Displaying items by tag: Lahore
Patras Masih was 18 when he was accused of sharing a photo posted on Facebook deemed insulting to Muhammad. This triggered protests by a violent Islamic extremist group who sent hundreds of Christian families fleeing from their homes in Lahore. That was four years ago and the courts still do not want to hear his case because of the involvement of the extremist Muslims. Patras’s lawyer said that the prejudice and discrimination he and his defence team have faced from trial and superior courts is unprecedented in her experience. In the last four years her team has filed five bail petitions in the Lahore High Court, including one last month, and one in the Supreme Court, all without success. Meanwhile on 8 June a court sentenced two brothers to death despite the absence of hard evidence. The unjust persecution of Christians via Pakistan’s blasphemy laws is worsening. See

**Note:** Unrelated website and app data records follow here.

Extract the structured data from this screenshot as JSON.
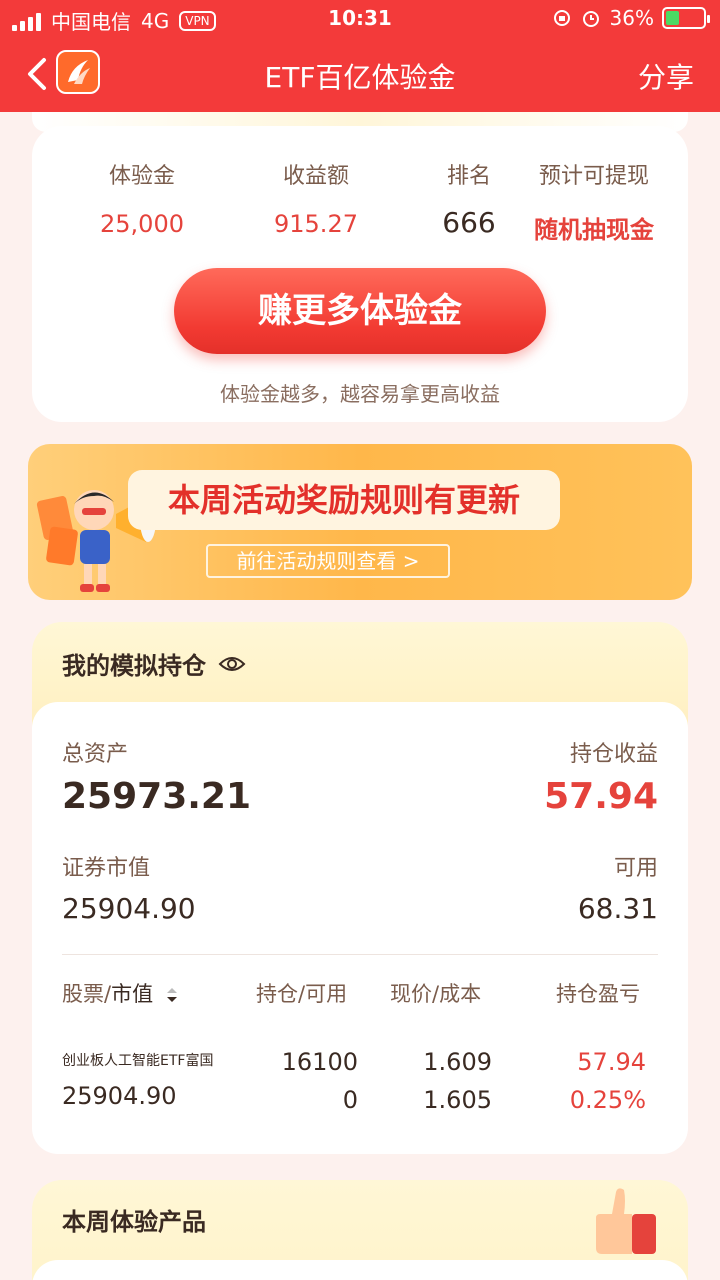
{
  "status": {
    "carrier": "中国电信",
    "network": "4G",
    "vpn": "VPN",
    "time": "10:31",
    "battery": "36%",
    "battery_level": 0.36
  },
  "nav": {
    "title": "ETF百亿体验金",
    "share": "分享"
  },
  "summary": {
    "items": [
      {
        "label": "体验金",
        "value": "25,000"
      },
      {
        "label": "收益额",
        "value": "915.27"
      },
      {
        "label": "排名",
        "value": "666"
      },
      {
        "label": "预计可提现",
        "value": "随机抽现金"
      }
    ],
    "button": "赚更多体验金",
    "hint": "体验金越多，越容易拿更高收益"
  },
  "banner": {
    "title": "本周活动奖励规则有更新",
    "link": "前往活动规则查看 >"
  },
  "holdings": {
    "title": "我的模拟持仓",
    "total_assets_label": "总资产",
    "total_assets": "25973.21",
    "position_profit_label": "持仓收益",
    "position_profit": "57.94",
    "market_value_label": "证券市值",
    "market_value": "25904.90",
    "available_label": "可用",
    "available": "68.31",
    "columns": {
      "stock": "股票/",
      "market": "市值",
      "hold": "持仓/可用",
      "price": "现价/成本",
      "pnl": "持仓盈亏"
    },
    "rows": [
      {
        "name": "创业板人工智能ETF富国",
        "market_value": "25904.90",
        "hold": "16100",
        "available": "0",
        "price": "1.609",
        "cost": "1.605",
        "pnl": "57.94",
        "pnl_pct": "0.25%"
      }
    ]
  },
  "weekly": {
    "title": "本周体验产品"
  },
  "colors": {
    "brand_red": "#f33a3a",
    "profit_red": "#e5433c",
    "gold": "#ffb74a"
  }
}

In Pakistan, false accusations of blasphemy are common and often motivated by personal vendettas or religious hatred. Imran was falsely accused of blasphemy and imprisoned for life. On 15 December the Lahore High Court acquitted him and released him, after he had spent over ten years in prison. The development came as a shock to Imran’s family. ‘It is a day of resurrection for us’, Naveed Masih, Imran’s brother, said. ‘God has heard our cry and we are very thankful to Him. It’s a Christmas gift for us.’
Last week, after more than three years in jail, a Christian facing the death penalty on charges of blasphemy was granted bail by the Supreme Court in Lahore. Adnan Prince had been imprisoned in Lahore’s district jail since November 2013 after he was accused by a work colleague of insulting Islam, the Qur’an and Islam’s prophet. The three-man bench ordered the release of Prince, with bail set at Rs 300,000 (around £2,300). According to Mr Prince’s lead counsel, the case against her client should have been decided within two years. This did not take place due to lawyers’ strikes and delaying tactics by the prosecution, she said. She also explained that legal formalities were not fulfilled; guidelines passed by the Supreme Court say that a police officer of at least the rank of superintendent should have conducted the investigation. She added that there were no direct eyewitnesses and that all forensic evidence failed to link the accused. Although earlier bail applications had been dismissed by both a district judge and the Lahore High Court, the Supreme Court granted Prince bail and ordered his release. Similar cases have been known to take as long as seven years to reach trial.